Breakups are part of the process of building a company. I’m writing this post because we had our first team break up this year at Techstars Seattle. The team is still around and working on their idea, a really promising one, but with ⅓ less manpower. Oh, and the team member they lost was their only developer.
The decision was hard. Basically, 2 of the 3 members were really invested in the success of the company, and the final member was not, so it was time for him to go. Emotion was obviously present, but all three parties were professional and will remain friends. We deal with this openly here at Techstars. The decision was announced at our retreat last week. My reasoning for this transparency is that there is no need to create gossip or wonder in the Techstars ecosystem. Techstars is club and a network. Yes, there is a certain amount of competition, but as a whole, everyone is here to work their asses off and collaborate with others in the program.
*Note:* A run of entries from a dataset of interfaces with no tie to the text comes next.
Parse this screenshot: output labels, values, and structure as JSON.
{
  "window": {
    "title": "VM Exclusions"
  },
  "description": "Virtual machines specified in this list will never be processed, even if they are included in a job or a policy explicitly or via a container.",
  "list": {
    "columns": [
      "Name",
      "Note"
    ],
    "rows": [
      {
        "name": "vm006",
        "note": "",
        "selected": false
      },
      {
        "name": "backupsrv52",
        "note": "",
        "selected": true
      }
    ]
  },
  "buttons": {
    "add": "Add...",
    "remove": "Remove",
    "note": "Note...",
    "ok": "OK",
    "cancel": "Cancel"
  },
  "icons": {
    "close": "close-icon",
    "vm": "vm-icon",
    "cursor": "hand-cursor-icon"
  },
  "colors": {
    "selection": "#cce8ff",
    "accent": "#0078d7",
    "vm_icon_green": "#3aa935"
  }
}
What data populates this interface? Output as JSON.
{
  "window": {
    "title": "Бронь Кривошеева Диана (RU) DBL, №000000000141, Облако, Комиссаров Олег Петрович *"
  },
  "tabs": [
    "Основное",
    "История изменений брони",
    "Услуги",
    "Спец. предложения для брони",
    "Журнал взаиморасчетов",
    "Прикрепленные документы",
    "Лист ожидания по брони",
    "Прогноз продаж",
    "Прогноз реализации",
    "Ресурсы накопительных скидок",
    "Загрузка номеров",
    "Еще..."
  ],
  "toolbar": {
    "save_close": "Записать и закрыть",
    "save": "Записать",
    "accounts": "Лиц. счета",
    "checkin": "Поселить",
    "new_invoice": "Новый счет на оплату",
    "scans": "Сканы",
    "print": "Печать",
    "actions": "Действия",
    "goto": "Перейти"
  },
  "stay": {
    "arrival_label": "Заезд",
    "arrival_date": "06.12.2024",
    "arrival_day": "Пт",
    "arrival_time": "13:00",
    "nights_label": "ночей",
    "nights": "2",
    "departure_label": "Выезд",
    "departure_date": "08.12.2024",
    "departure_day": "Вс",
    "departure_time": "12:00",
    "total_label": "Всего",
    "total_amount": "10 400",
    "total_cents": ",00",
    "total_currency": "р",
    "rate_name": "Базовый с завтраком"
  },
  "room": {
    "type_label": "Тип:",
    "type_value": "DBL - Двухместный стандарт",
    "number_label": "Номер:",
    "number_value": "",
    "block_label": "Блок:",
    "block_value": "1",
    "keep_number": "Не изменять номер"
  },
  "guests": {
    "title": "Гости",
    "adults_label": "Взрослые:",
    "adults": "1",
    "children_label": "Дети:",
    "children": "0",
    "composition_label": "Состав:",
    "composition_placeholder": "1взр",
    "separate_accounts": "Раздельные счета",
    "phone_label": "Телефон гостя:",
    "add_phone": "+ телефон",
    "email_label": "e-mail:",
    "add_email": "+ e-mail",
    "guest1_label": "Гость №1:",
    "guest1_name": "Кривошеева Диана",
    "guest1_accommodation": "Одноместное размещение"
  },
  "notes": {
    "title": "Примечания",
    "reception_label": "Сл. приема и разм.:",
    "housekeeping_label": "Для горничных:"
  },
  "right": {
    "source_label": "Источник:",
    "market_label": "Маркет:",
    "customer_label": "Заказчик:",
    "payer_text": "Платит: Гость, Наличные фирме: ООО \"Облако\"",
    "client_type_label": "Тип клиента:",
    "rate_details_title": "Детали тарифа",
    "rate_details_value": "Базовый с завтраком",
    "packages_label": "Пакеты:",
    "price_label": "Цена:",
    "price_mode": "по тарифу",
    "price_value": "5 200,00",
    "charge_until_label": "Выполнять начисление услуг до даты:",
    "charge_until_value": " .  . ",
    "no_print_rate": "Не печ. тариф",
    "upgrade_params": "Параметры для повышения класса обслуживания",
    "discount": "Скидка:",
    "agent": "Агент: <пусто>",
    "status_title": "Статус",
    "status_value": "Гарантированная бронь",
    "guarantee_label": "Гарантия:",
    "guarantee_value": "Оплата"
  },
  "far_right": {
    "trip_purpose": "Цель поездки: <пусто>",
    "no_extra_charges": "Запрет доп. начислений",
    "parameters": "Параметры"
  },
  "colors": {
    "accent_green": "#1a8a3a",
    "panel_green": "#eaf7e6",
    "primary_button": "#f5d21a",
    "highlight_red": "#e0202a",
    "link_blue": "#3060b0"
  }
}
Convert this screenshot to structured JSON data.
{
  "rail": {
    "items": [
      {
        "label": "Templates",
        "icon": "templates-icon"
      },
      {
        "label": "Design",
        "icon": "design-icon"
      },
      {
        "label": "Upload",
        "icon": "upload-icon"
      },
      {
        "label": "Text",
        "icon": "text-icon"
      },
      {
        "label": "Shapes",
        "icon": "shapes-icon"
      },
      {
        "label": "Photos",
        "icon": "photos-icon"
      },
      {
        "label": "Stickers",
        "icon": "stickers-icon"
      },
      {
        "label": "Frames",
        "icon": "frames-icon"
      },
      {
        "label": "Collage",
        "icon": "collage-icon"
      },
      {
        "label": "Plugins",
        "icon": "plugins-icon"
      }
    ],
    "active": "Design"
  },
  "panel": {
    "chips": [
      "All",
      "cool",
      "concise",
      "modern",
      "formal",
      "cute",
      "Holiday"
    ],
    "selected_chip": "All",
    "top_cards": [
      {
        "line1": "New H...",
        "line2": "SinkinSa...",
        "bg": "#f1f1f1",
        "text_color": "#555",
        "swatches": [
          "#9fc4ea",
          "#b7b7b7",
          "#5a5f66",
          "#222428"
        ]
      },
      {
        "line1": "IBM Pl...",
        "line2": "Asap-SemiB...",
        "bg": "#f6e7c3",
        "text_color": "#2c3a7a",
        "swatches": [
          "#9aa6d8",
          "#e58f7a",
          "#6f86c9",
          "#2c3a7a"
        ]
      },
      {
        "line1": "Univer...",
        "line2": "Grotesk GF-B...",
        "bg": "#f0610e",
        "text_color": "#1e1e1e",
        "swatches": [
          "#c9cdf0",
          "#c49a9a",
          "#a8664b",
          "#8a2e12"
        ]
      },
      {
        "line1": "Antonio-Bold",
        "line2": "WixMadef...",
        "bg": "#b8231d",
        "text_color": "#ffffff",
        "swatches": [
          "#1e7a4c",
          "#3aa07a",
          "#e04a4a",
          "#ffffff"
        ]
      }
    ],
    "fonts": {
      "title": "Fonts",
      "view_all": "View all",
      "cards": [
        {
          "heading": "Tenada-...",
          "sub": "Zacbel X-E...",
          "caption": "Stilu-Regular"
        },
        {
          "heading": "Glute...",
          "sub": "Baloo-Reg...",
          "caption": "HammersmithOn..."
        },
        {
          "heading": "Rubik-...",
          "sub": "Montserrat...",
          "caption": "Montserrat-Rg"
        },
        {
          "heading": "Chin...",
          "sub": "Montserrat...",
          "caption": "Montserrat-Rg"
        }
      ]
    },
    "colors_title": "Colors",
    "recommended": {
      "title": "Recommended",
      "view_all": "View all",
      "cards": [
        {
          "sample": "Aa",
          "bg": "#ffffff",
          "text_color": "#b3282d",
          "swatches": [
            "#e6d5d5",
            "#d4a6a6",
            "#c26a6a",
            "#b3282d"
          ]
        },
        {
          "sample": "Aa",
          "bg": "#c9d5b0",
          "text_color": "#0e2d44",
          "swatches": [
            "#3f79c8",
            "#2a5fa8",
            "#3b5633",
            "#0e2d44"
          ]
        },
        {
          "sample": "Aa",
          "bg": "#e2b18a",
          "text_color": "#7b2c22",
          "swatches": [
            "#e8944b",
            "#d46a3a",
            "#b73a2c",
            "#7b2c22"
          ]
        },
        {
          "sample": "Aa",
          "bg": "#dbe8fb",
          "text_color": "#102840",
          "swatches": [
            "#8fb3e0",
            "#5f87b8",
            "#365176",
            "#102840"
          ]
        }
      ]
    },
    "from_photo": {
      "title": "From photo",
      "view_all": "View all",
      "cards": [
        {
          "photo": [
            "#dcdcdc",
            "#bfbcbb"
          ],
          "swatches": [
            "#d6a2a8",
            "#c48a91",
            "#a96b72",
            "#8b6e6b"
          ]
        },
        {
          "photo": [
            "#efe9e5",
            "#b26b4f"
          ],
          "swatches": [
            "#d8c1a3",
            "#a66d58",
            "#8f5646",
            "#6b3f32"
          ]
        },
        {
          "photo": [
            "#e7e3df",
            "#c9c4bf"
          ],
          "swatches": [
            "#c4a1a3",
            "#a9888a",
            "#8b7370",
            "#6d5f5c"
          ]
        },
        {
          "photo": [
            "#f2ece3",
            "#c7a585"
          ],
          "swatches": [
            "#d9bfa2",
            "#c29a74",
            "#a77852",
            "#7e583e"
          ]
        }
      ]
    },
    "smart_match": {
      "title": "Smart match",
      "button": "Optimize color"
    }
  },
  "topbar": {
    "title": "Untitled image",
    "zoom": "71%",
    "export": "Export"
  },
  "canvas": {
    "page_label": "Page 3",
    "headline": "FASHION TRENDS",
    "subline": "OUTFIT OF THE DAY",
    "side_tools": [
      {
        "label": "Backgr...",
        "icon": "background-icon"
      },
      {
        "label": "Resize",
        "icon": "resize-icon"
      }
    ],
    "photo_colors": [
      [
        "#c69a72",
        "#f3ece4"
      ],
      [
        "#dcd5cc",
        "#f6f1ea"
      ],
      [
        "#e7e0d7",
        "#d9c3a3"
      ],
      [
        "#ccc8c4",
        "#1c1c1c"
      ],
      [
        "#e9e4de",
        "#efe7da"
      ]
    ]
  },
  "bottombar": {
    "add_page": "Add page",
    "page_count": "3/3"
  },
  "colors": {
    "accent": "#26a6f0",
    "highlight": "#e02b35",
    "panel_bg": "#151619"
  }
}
I’ve found that the more transparency there is in an organization, the better. Just ask Rand Fishkin, CEO of Moz, about this.
So, with that I sign off and urge you to focus on meaningful transparency in your office. It can take care of small hiccups before they become larger issues. More to come on this topic and the topic of maintaining your company in futures posts.